### Problem to solve
Repeat every record exactly, omitting the pictures.

==== Data listing

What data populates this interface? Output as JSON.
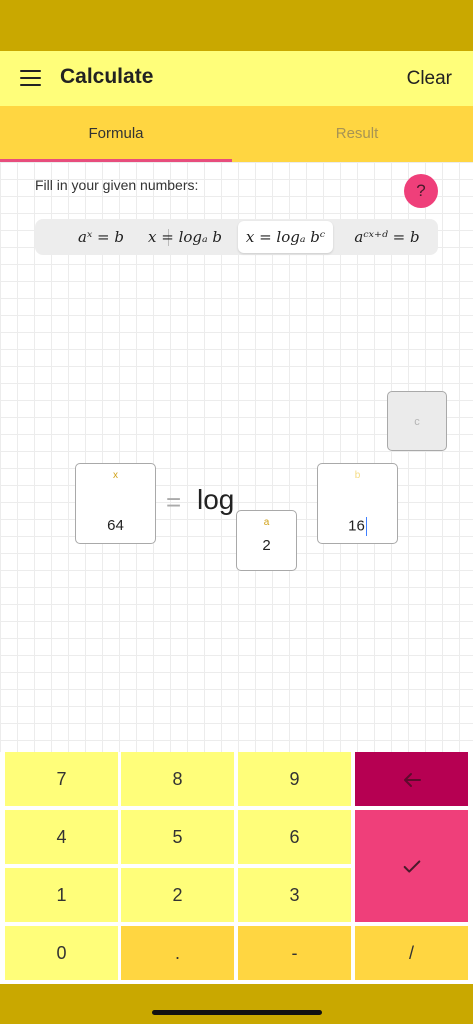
{
  "app_bar": {
    "title": "Calculate",
    "clear_label": "Clear"
  },
  "tabs": [
    {
      "label": "Formula",
      "selected": true
    },
    {
      "label": "Result",
      "selected": false
    }
  ],
  "instruction": "Fill in your given numbers:",
  "help_label": "?",
  "formula_options": [
    {
      "label": "aˣ = b",
      "selected": false
    },
    {
      "label": "x = logₐ b",
      "selected": false
    },
    {
      "label": "x = logₐ bᶜ",
      "selected": true
    },
    {
      "label": "aᶜˣ⁺ᵈ = b",
      "selected": false
    }
  ],
  "equation": {
    "x": {
      "label": "x",
      "value": "64"
    },
    "equals": "=",
    "log": "log",
    "a": {
      "label": "a",
      "value": "2"
    },
    "b": {
      "label": "b",
      "value": "16"
    },
    "c": {
      "label": "c",
      "value": ""
    }
  },
  "keypad": {
    "keys": [
      "7",
      "8",
      "9",
      "4",
      "5",
      "6",
      "1",
      "2",
      "3",
      "0",
      ".",
      "-",
      "/"
    ],
    "backspace_icon": "arrow-left-icon",
    "enter_icon": "checkmark-icon"
  },
  "colors": {
    "status_bar": "#c9a800",
    "app_bar": "#fffe7a",
    "tab_bar": "#ffd641",
    "accent_pink": "#ef3f7a",
    "backspace": "#b60052"
  }
}
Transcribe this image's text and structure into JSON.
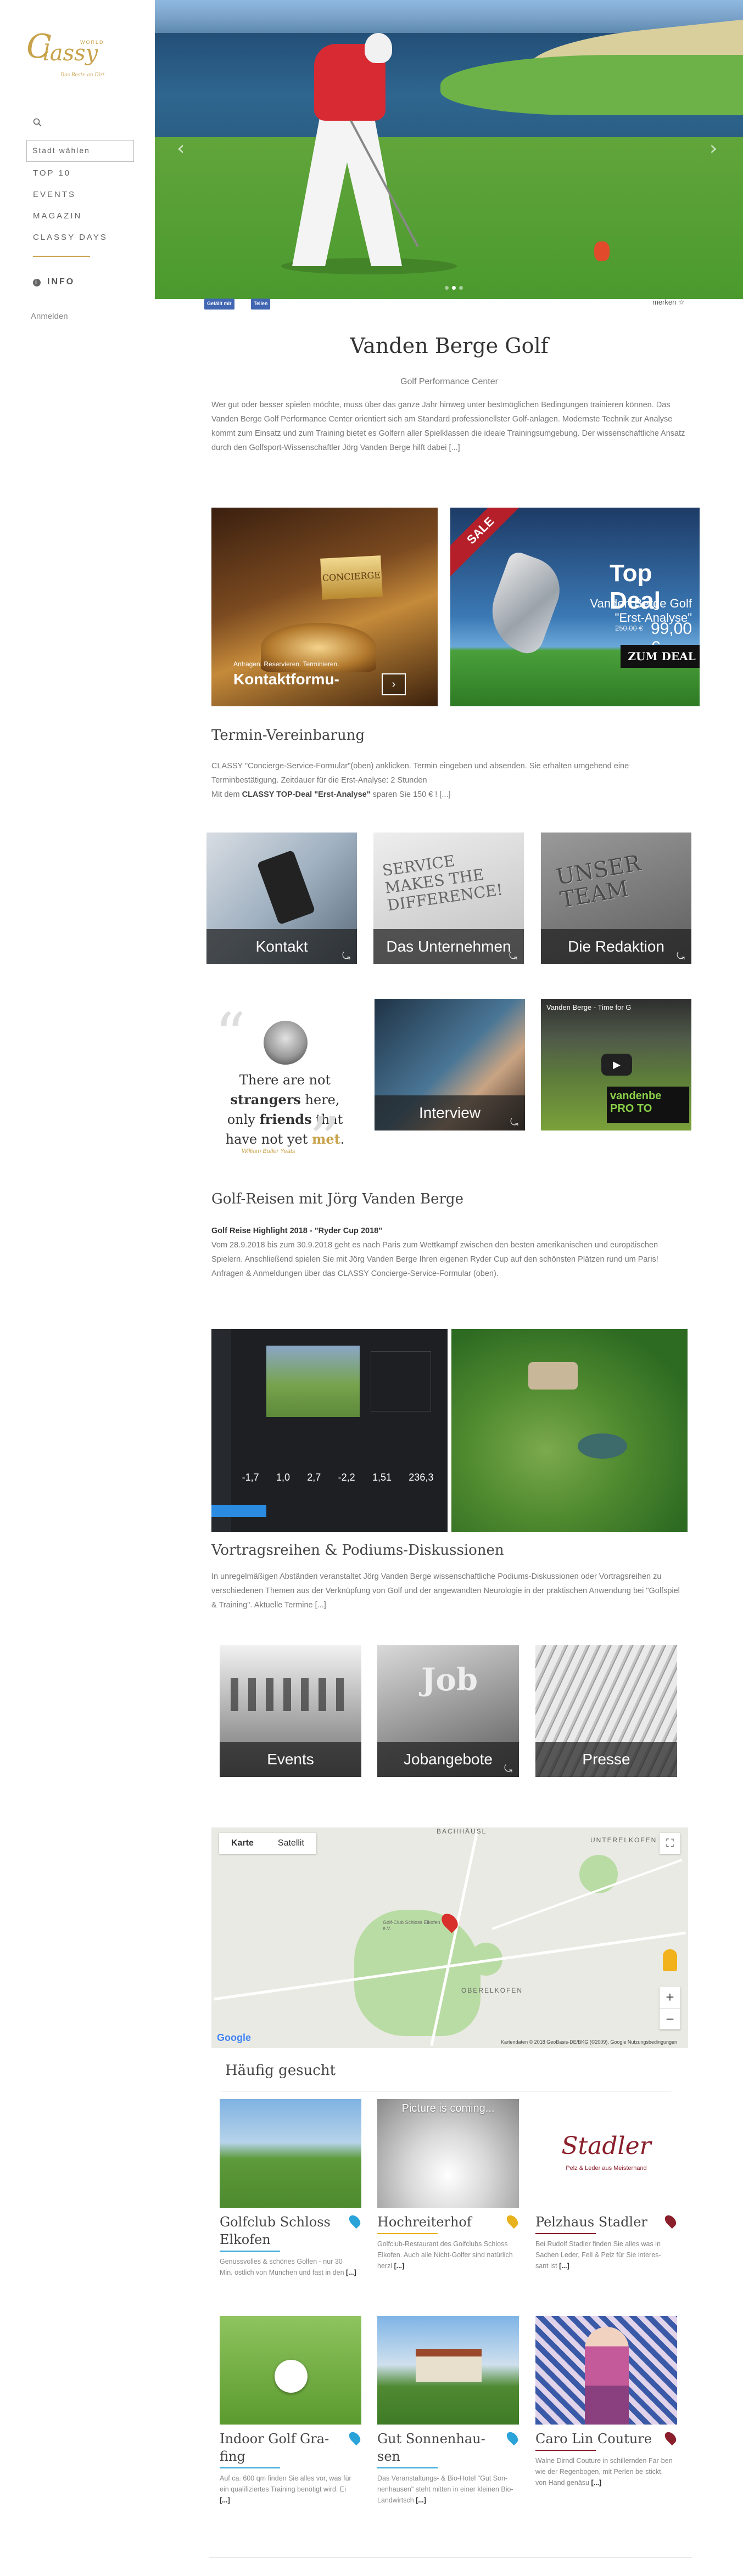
{
  "sidebar": {
    "logo": {
      "word1": "C",
      "word2": "lassy",
      "world": "WORLD",
      "tagline": "Das Beste an Dir!"
    },
    "city_select": "Stadt wählen",
    "nav": [
      "TOP 10",
      "EVENTS",
      "MAGAZIN",
      "CLASSY DAYS"
    ],
    "info": "INFO",
    "login": "Anmelden"
  },
  "hero": {
    "prev_arrow": "‹",
    "next_arrow": "›",
    "slide_count": 3,
    "active_slide": 1
  },
  "social": {
    "fb_like": "Gefällt mir",
    "fb_share": "Teilen",
    "bookmark": "merken ☆"
  },
  "page": {
    "title": "Vanden Berge Golf",
    "subtitle": "Golf Performance Center",
    "intro": "Wer gut oder besser spielen möchte, muss über das ganze Jahr hinweg unter bestmöglichen Bedingungen trainieren können. Das Vanden Berge Golf Performance Center orientiert sich am Standard professionellster Golf-anlagen. Modernste Technik zur Analyse kommt zum Einsatz und zum Training bietet es Golfern aller Spielklassen die ideale Trainingsumgebung. Der wissenschaftliche Ansatz durch den Golfsport-Wissenschaftler Jörg Vanden Berge hilft dabei [...]"
  },
  "promo": {
    "concierge": {
      "sign": "CONCIERGE",
      "line1": "Anfragen. Reservieren. Terminieren.",
      "line2": "Kontaktformu-",
      "go": "›"
    },
    "deal": {
      "ribbon": "SALE",
      "title": "Top Deal",
      "product": "Vanden Berge Golf \"Erst-Analyse\"",
      "old_price": "250,00 €",
      "new_price": "99,00 €",
      "button": "ZUM DEAL"
    }
  },
  "termin": {
    "heading": "Termin-Vereinbarung",
    "text1": "CLASSY \"Concierge-Service-Formular\"(oben) anklicken. Termin eingeben und absenden. Sie erhalten umgehend eine Terminbestätigung. Zeitdauer für die Erst-Analyse: 2 Stunden",
    "text2_prefix": "Mit dem ",
    "text2_bold": "CLASSY TOP-Deal \"Erst-Analyse\"",
    "text2_suffix": " sparen Sie 150 € ! [...]"
  },
  "tiles_row1": [
    "Kontakt",
    "Das Unternehmen",
    "Die Redaktion"
  ],
  "tile_art": {
    "service": "SERVICE MAKES THE DIFFERENCE!",
    "redaktion": "UNSER TEAM",
    "video_title": "Vanden Berge - Time for G",
    "video_brand": "vandenbe PRO TO",
    "job": "Job"
  },
  "quote": {
    "open": "“",
    "close": "”",
    "line1": "There are not",
    "line2": "strangers",
    "line2b": " here,",
    "line3a": "only ",
    "line3": "friends",
    "line3b": " that",
    "line4a": "have not yet ",
    "line4": "met",
    "line4b": ".",
    "author": "William Butler Yeats"
  },
  "tiles_row2": [
    "Interview"
  ],
  "reisen": {
    "heading": "Golf-Reisen mit Jörg Vanden Berge",
    "highlight": "Golf Reise Highlight 2018 - \"Ryder Cup 2018\"",
    "text": "Vom 28.9.2018 bis zum 30.9.2018 geht es nach Paris zum Wettkampf zwischen den besten amerikanischen und europäischen Spielern. Anschließend spielen Sie mit Jörg Vanden Berge Ihren eigenen Ryder Cup auf den schönsten Plätzen rund um Paris! Anfragen & Anmeldungen über das CLASSY Concierge-Service-Formular (oben)."
  },
  "stats": [
    "-1,7",
    "1,0",
    "2,7",
    "-2,2",
    "1,51",
    "236,3"
  ],
  "vortrag": {
    "heading": "Vortragsreihen & Podiums-Diskussionen",
    "text": "In unregelmäßigen Abständen veranstaltet Jörg Vanden Berge wissenschaftliche Podiums-Diskussionen oder Vortragsreihen zu verschiedenen Themen aus der Verknüpfung von Golf und der angewandten Neurologie in der praktischen Anwendung bei \"Golfspiel & Training\". Aktuelle Termine [...]"
  },
  "tiles_row3": [
    "Events",
    "Jobangebote",
    "Presse"
  ],
  "map": {
    "tab_map": "Karte",
    "tab_sat": "Satellit",
    "labels": [
      "BACHHÄUSL",
      "UNTERELKOFEN",
      "OBERELKOFEN",
      "Golf-Club Schloss Elkofen e.V."
    ],
    "credits": "Kartendaten © 2018 GeoBasis-DE/BKG (©2009), Google    Nutzungsbedingungen",
    "logo": "Google",
    "zoom_in": "+",
    "zoom_out": "−",
    "fullscreen": "⛶"
  },
  "frequent": {
    "heading": "Häufig gesucht",
    "items": [
      {
        "name": "Golfclub Schloss Elkofen",
        "desc": "Genussvolles & schönes Golfen - nur 30 Min. östlich von München und fast in den ",
        "more": "[...]",
        "color": "#2aa3d8",
        "img_text": ""
      },
      {
        "name": "Hochreiterhof",
        "desc": "Golfclub-Restaurant des Golfclubs Schloss Elkofen. Auch alle Nicht-Golfer sind natürlich herzl ",
        "more": "[...]",
        "color": "#e8b21c",
        "img_text": "Picture is coming..."
      },
      {
        "name": "Pelzhaus Stadler",
        "desc": "Bei Rudolf Stadler finden Sie alles was in Sachen Leder, Fell & Pelz für Sie interes-sant ist ",
        "more": "[...]",
        "color": "#8a1f2b",
        "img_text": "Stadler"
      },
      {
        "name": "Indoor Golf Gra-fing",
        "desc": "Auf ca. 600 qm finden Sie alles vor, was für ein qualifiziertes Training benötigt wird. Ei ",
        "more": "[...]",
        "color": "#2aa3d8",
        "img_text": ""
      },
      {
        "name": "Gut Sonnenhau-sen",
        "desc": "Das Veranstaltungs- & Bio-Hotel \"Gut Son-nenhausen\" steht mitten in einer kleinen Bio-Landwirtsch ",
        "more": "[...]",
        "color": "#2aa3d8",
        "img_text": ""
      },
      {
        "name": "Caro Lin Couture",
        "desc": "Walne Dirndl Couture in schillernden Far-ben wie der Regenbogen, mit Perlen be-stickt, von Hand genäsu ",
        "more": "[...]",
        "color": "#8a1f2b",
        "img_text": ""
      }
    ],
    "stadler_sub": "Pelz & Leder aus Meisterhand"
  }
}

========

### Solution to the problem
What data populates this interface? Output as JSON.
{
  "app_bar": {
    "title": "Calculate",
    "clear_label": "Clear"
  },
  "tabs": [
    {
      "label": "Formula",
      "selected": true
    },
    {
      "label": "Result",
      "selected": false
    }
  ],
  "instruction": "Fill in your given numbers:",
  "help_label": "?",
  "formula_options": [
    {
      "label": "aˣ = b",
      "selected": false
    },
    {
      "label": "x = logₐ b",
      "selected": false
    },
    {
      "label": "x = logₐ bᶜ",
      "selected": true
    },
    {
      "label": "aᶜˣ⁺ᵈ = b",
      "selected": false
    }
  ],
  "equation": {
    "x": {
      "label": "x",
      "value": "64"
    },
    "equals": "=",
    "log": "log",
    "a": {
      "label": "a",
      "value": "2"
    },
    "b": {
      "label": "b",
      "value": "16"
    },
    "c": {
      "label": "c",
      "value": ""
    }
  },
  "keypad": {
    "keys": [
      "7",
      "8",
      "9",
      "4",
      "5",
      "6",
      "1",
      "2",
      "3",
      "0",
      ".",
      "-",
      "/"
    ],
    "backspace_icon": "arrow-left-icon",
    "enter_icon": "checkmark-icon"
  },
  "colors": {
    "status_bar": "#c9a800",
    "app_bar": "#fffe7a",
    "tab_bar": "#ffd641",
    "accent_pink": "#ef3f7a",
    "backspace": "#b60052"
  }
}
Transcribe this image's text and structure into JSON.
{
  "sidebar": {
    "logo": {
      "word1": "C",
      "word2": "lassy",
      "world": "WORLD",
      "tagline": "Das Beste an Dir!"
    },
    "city_select": "Stadt wählen",
    "nav": [
      "TOP 10",
      "EVENTS",
      "MAGAZIN",
      "CLASSY DAYS"
    ],
    "info": "INFO",
    "login": "Anmelden"
  },
  "hero": {
    "prev_arrow": "‹",
    "next_arrow": "›",
    "slide_count": 3,
    "active_slide": 1
  },
  "social": {
    "fb_like": "Gefällt mir",
    "fb_share": "Teilen",
    "bookmark": "merken ☆"
  },
  "page": {
    "title": "Vanden Berge Golf",
    "subtitle": "Golf Performance Center",
    "intro": "Wer gut oder besser spielen möchte, muss über das ganze Jahr hinweg unter bestmöglichen Bedingungen trainieren können. Das Vanden Berge Golf Performance Center orientiert sich am Standard professionellster Golf-anlagen. Modernste Technik zur Analyse kommt zum Einsatz und zum Training bietet es Golfern aller Spielklassen die ideale Trainingsumgebung. Der wissenschaftliche Ansatz durch den Golfsport-Wissenschaftler Jörg Vanden Berge hilft dabei [...]"
  },
  "promo": {
    "concierge": {
      "sign": "CONCIERGE",
      "line1": "Anfragen. Reservieren. Terminieren.",
      "line2": "Kontaktformu-",
      "go": "›"
    },
    "deal": {
      "ribbon": "SALE",
      "title": "Top Deal",
      "product": "Vanden Berge Golf \"Erst-Analyse\"",
      "old_price": "250,00 €",
      "new_price": "99,00 €",
      "button": "ZUM DEAL"
    }
  },
  "termin": {
    "heading": "Termin-Vereinbarung",
    "text1": "CLASSY \"Concierge-Service-Formular\"(oben) anklicken. Termin eingeben und absenden. Sie erhalten umgehend eine Terminbestätigung. Zeitdauer für die Erst-Analyse: 2 Stunden",
    "text2_prefix": "Mit dem ",
    "text2_bold": "CLASSY TOP-Deal \"Erst-Analyse\"",
    "text2_suffix": " sparen Sie 150 € ! [...]"
  },
  "tiles_row1": [
    "Kontakt",
    "Das Unternehmen",
    "Die Redaktion"
  ],
  "tile_art": {
    "service": "SERVICE MAKES THE DIFFERENCE!",
    "redaktion": "UNSER TEAM",
    "video_title": "Vanden Berge - Time for G",
    "video_brand": "vandenbe PRO TO",
    "job": "Job"
  },
  "quote": {
    "open": "“",
    "close": "”",
    "line1": "There are not",
    "line2": "strangers",
    "line2b": " here,",
    "line3a": "only ",
    "line3": "friends",
    "line3b": " that",
    "line4a": "have not yet ",
    "line4": "met",
    "line4b": ".",
    "author": "William Butler Yeats"
  },
  "tiles_row2": [
    "Interview"
  ],
  "reisen": {
    "heading": "Golf-Reisen mit Jörg Vanden Berge",
    "highlight": "Golf Reise Highlight 2018 - \"Ryder Cup 2018\"",
    "text": "Vom 28.9.2018 bis zum 30.9.2018 geht es nach Paris zum Wettkampf zwischen den besten amerikanischen und europäischen Spielern. Anschließend spielen Sie mit Jörg Vanden Berge Ihren eigenen Ryder Cup auf den schönsten Plätzen rund um Paris! Anfragen & Anmeldungen über das CLASSY Concierge-Service-Formular (oben)."
  },
  "stats": [
    "-1,7",
    "1,0",
    "2,7",
    "-2,2",
    "1,51",
    "236,3"
  ],
  "vortrag": {
    "heading": "Vortragsreihen & Podiums-Diskussionen",
    "text": "In unregelmäßigen Abständen veranstaltet Jörg Vanden Berge wissenschaftliche Podiums-Diskussionen oder Vortragsreihen zu verschiedenen Themen aus der Verknüpfung von Golf und der angewandten Neurologie in der praktischen Anwendung bei \"Golfspiel & Training\". Aktuelle Termine [...]"
  },
  "tiles_row3": [
    "Events",
    "Jobangebote",
    "Presse"
  ],
  "map": {
    "tab_map": "Karte",
    "tab_sat": "Satellit",
    "labels": [
      "BACHHÄUSL",
      "UNTERELKOFEN",
      "OBERELKOFEN",
      "Golf-Club Schloss Elkofen e.V."
    ],
    "credits": "Kartendaten © 2018 GeoBasis-DE/BKG (©2009), Google    Nutzungsbedingungen",
    "logo": "Google",
    "zoom_in": "+",
    "zoom_out": "−",
    "fullscreen": "⛶"
  },
  "frequent": {
    "heading": "Häufig gesucht",
    "items": [
      {
        "name": "Golfclub Schloss Elkofen",
        "desc": "Genussvolles & schönes Golfen - nur 30 Min. östlich von München und fast in den ",
        "more": "[...]",
        "color": "#2aa3d8",
        "img_text": ""
      },
      {
        "name": "Hochreiterhof",
        "desc": "Golfclub-Restaurant des Golfclubs Schloss Elkofen. Auch alle Nicht-Golfer sind natürlich herzl ",
        "more": "[...]",
        "color": "#e8b21c",
        "img_text": "Picture is coming..."
      },
      {
        "name": "Pelzhaus Stadler",
        "desc": "Bei Rudolf Stadler finden Sie alles was in Sachen Leder, Fell & Pelz für Sie interes-sant ist ",
        "more": "[...]",
        "color": "#8a1f2b",
        "img_text": "Stadler"
      },
      {
        "name": "Indoor Golf Gra-fing",
        "desc": "Auf ca. 600 qm finden Sie alles vor, was für ein qualifiziertes Training benötigt wird. Ei ",
        "more": "[...]",
        "color": "#2aa3d8",
        "img_text": ""
      },
      {
        "name": "Gut Sonnenhau-sen",
        "desc": "Das Veranstaltungs- & Bio-Hotel \"Gut Son-nenhausen\" steht mitten in einer kleinen Bio-Landwirtsch ",
        "more": "[...]",
        "color": "#2aa3d8",
        "img_text": ""
      },
      {
        "name": "Caro Lin Couture",
        "desc": "Walne Dirndl Couture in schillernden Far-ben wie der Regenbogen, mit Perlen be-stickt, von Hand genäsu ",
        "more": "[...]",
        "color": "#8a1f2b",
        "img_text": ""
      }
    ],
    "stadler_sub": "Pelz & Leder aus Meisterhand"
  }
}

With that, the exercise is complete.